> Aim of the exercise:
For this exercise, write each entry below out precisely and omit the pictures.

> Listed records:

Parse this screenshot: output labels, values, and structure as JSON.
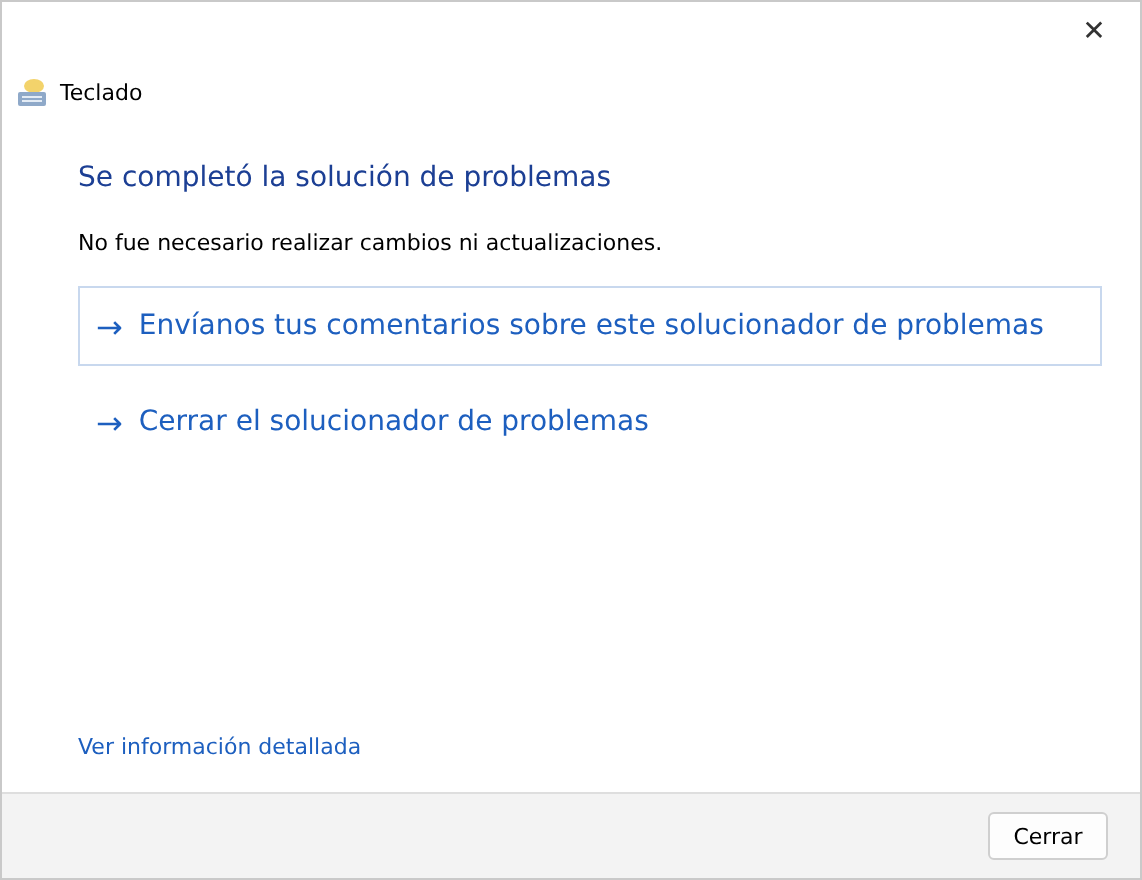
{
  "window": {
    "title": "Teclado",
    "close": "✕"
  },
  "heading": "Se completó la solución de problemas",
  "message": "No fue necesario realizar cambios ni actualizaciones.",
  "options": [
    {
      "arrow": "→",
      "label": "Envíanos tus comentarios sobre este solucionador de problemas",
      "selected": true
    },
    {
      "arrow": "→",
      "label": "Cerrar el solucionador de problemas",
      "selected": false
    }
  ],
  "details_link": "Ver información detallada",
  "buttons": [
    "Cerrar"
  ]
}
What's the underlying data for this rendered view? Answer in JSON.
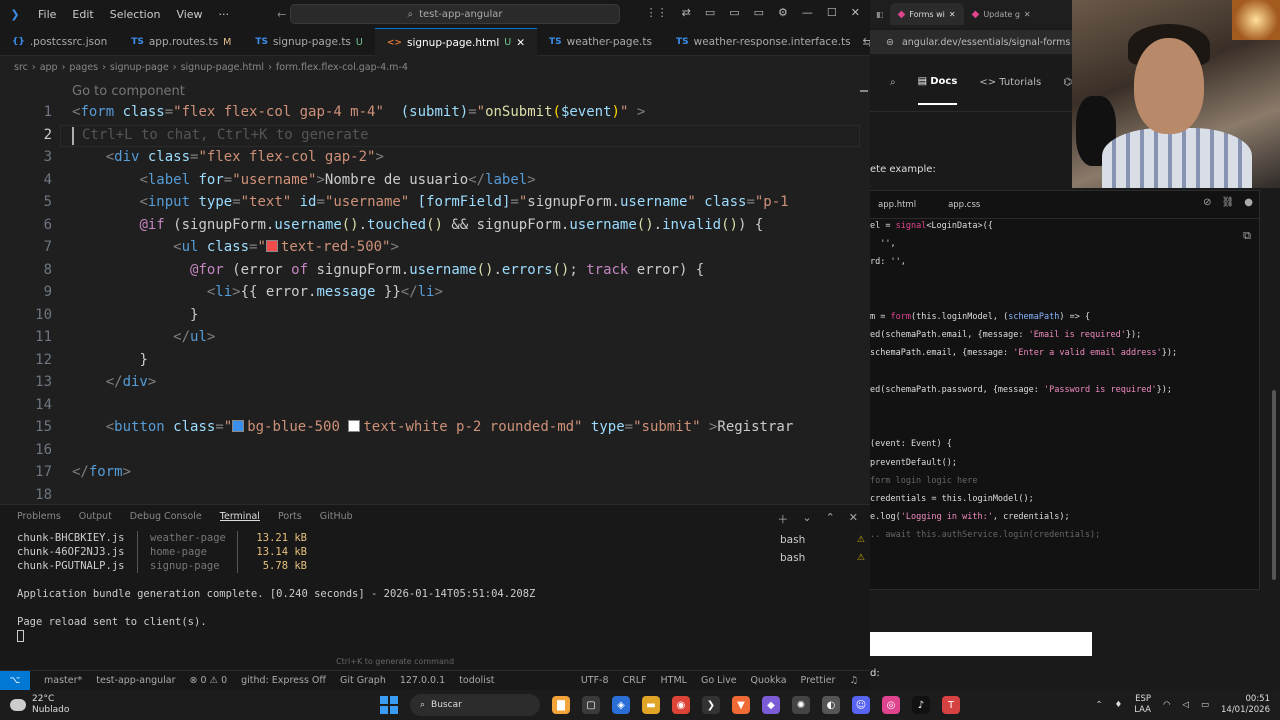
{
  "vscode": {
    "menu": [
      "File",
      "Edit",
      "Selection",
      "View",
      "···"
    ],
    "command_center": "test-app-angular",
    "tabs": [
      {
        "label": ".postcssrc.json",
        "icon": "{}",
        "badge": ""
      },
      {
        "label": "app.routes.ts",
        "icon": "TS",
        "badge": "M"
      },
      {
        "label": "signup-page.ts",
        "icon": "TS",
        "badge": "U"
      },
      {
        "label": "signup-page.html",
        "icon": "<>",
        "badge": "U",
        "active": true
      },
      {
        "label": "weather-page.ts",
        "icon": "TS",
        "badge": ""
      },
      {
        "label": "weather-response.interface.ts",
        "icon": "TS",
        "badge": ""
      }
    ],
    "breadcrumb": [
      "src",
      "app",
      "pages",
      "signup-page",
      "signup-page.html",
      "form.flex.flex-col.gap-4.m-4"
    ],
    "codelens": "Go to component",
    "ghost_hint": "Ctrl+L to chat, Ctrl+K to generate",
    "line_numbers": [
      "1",
      "2",
      "3",
      "4",
      "5",
      "6",
      "7",
      "8",
      "9",
      "10",
      "11",
      "12",
      "13",
      "14",
      "15",
      "16",
      "17",
      "18"
    ],
    "panel_tabs": [
      "Problems",
      "Output",
      "Debug Console",
      "Terminal",
      "Ports",
      "GitHub"
    ],
    "terminal_rows": [
      {
        "file": "chunk-BHCBKIEY.js",
        "name": "weather-page",
        "size": "13.21 kB"
      },
      {
        "file": "chunk-46OF2NJ3.js",
        "name": "home-page",
        "size": "13.14 kB"
      },
      {
        "file": "chunk-PGUTNALP.js",
        "name": "signup-page",
        "size": "5.78 kB"
      }
    ],
    "terminal_lines": [
      "Application bundle generation complete. [0.240 seconds] - 2026-01-14T05:51:04.208Z",
      "Page reload sent to client(s)."
    ],
    "shells": [
      "bash",
      "bash"
    ],
    "cmd_hint": "Ctrl+K to generate command",
    "status_left": [
      "master*",
      "test-app-angular",
      "⊗ 0 ⚠ 0",
      "githd: Express Off",
      "Git Graph",
      "127.0.0.1",
      "todolist"
    ],
    "status_right": [
      "UTF-8",
      "CRLF",
      "HTML",
      "Go Live",
      "Quokka",
      "Prettier"
    ]
  },
  "browser": {
    "tabs": [
      "Forms wi",
      "Update g"
    ],
    "url": "angular.dev/essentials/signal-forms",
    "nav": [
      "Docs",
      "Tutorials",
      "P"
    ],
    "text_example": "ete example:",
    "code_tabs": [
      "app.html",
      "app.css"
    ],
    "bottom_text": "d:"
  },
  "taskbar": {
    "temp": "22°C",
    "weather": "Nublado",
    "search": "Buscar",
    "lang1": "ESP",
    "lang2": "LAA",
    "time": "00:51",
    "date": "14/01/2026"
  }
}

> Task output:
Parse this screenshot: output labels, values, and structure as JSON.
{
  "window": {
    "title": "Teclado",
    "close": "✕"
  },
  "heading": "Se completó la solución de problemas",
  "message": "No fue necesario realizar cambios ni actualizaciones.",
  "options": [
    {
      "arrow": "→",
      "label": "Envíanos tus comentarios sobre este solucionador de problemas",
      "selected": true
    },
    {
      "arrow": "→",
      "label": "Cerrar el solucionador de problemas",
      "selected": false
    }
  ],
  "details_link": "Ver información detallada",
  "buttons": [
    "Cerrar"
  ]
}
What's the underlying data for this rendered view? Answer in JSON.
{
  "vscode": {
    "menu": [
      "File",
      "Edit",
      "Selection",
      "View",
      "···"
    ],
    "command_center": "test-app-angular",
    "tabs": [
      {
        "label": ".postcssrc.json",
        "icon": "{}",
        "badge": ""
      },
      {
        "label": "app.routes.ts",
        "icon": "TS",
        "badge": "M"
      },
      {
        "label": "signup-page.ts",
        "icon": "TS",
        "badge": "U"
      },
      {
        "label": "signup-page.html",
        "icon": "<>",
        "badge": "U",
        "active": true
      },
      {
        "label": "weather-page.ts",
        "icon": "TS",
        "badge": ""
      },
      {
        "label": "weather-response.interface.ts",
        "icon": "TS",
        "badge": ""
      }
    ],
    "breadcrumb": [
      "src",
      "app",
      "pages",
      "signup-page",
      "signup-page.html",
      "form.flex.flex-col.gap-4.m-4"
    ],
    "codelens": "Go to component",
    "ghost_hint": "Ctrl+L to chat, Ctrl+K to generate",
    "line_numbers": [
      "1",
      "2",
      "3",
      "4",
      "5",
      "6",
      "7",
      "8",
      "9",
      "10",
      "11",
      "12",
      "13",
      "14",
      "15",
      "16",
      "17",
      "18"
    ],
    "panel_tabs": [
      "Problems",
      "Output",
      "Debug Console",
      "Terminal",
      "Ports",
      "GitHub"
    ],
    "terminal_rows": [
      {
        "file": "chunk-BHCBKIEY.js",
        "name": "weather-page",
        "size": "13.21 kB"
      },
      {
        "file": "chunk-46OF2NJ3.js",
        "name": "home-page",
        "size": "13.14 kB"
      },
      {
        "file": "chunk-PGUTNALP.js",
        "name": "signup-page",
        "size": "5.78 kB"
      }
    ],
    "terminal_lines": [
      "Application bundle generation complete. [0.240 seconds] - 2026-01-14T05:51:04.208Z",
      "Page reload sent to client(s)."
    ],
    "shells": [
      "bash",
      "bash"
    ],
    "cmd_hint": "Ctrl+K to generate command",
    "status_left": [
      "master*",
      "test-app-angular",
      "⊗ 0 ⚠ 0",
      "githd: Express Off",
      "Git Graph",
      "127.0.0.1",
      "todolist"
    ],
    "status_right": [
      "UTF-8",
      "CRLF",
      "HTML",
      "Go Live",
      "Quokka",
      "Prettier"
    ]
  },
  "browser": {
    "tabs": [
      "Forms wi",
      "Update g"
    ],
    "url": "angular.dev/essentials/signal-forms",
    "nav": [
      "Docs",
      "Tutorials",
      "P"
    ],
    "text_example": "ete example:",
    "code_tabs": [
      "app.html",
      "app.css"
    ],
    "bottom_text": "d:"
  },
  "taskbar": {
    "temp": "22°C",
    "weather": "Nublado",
    "search": "Buscar",
    "lang1": "ESP",
    "lang2": "LAA",
    "time": "00:51",
    "date": "14/01/2026"
  }
}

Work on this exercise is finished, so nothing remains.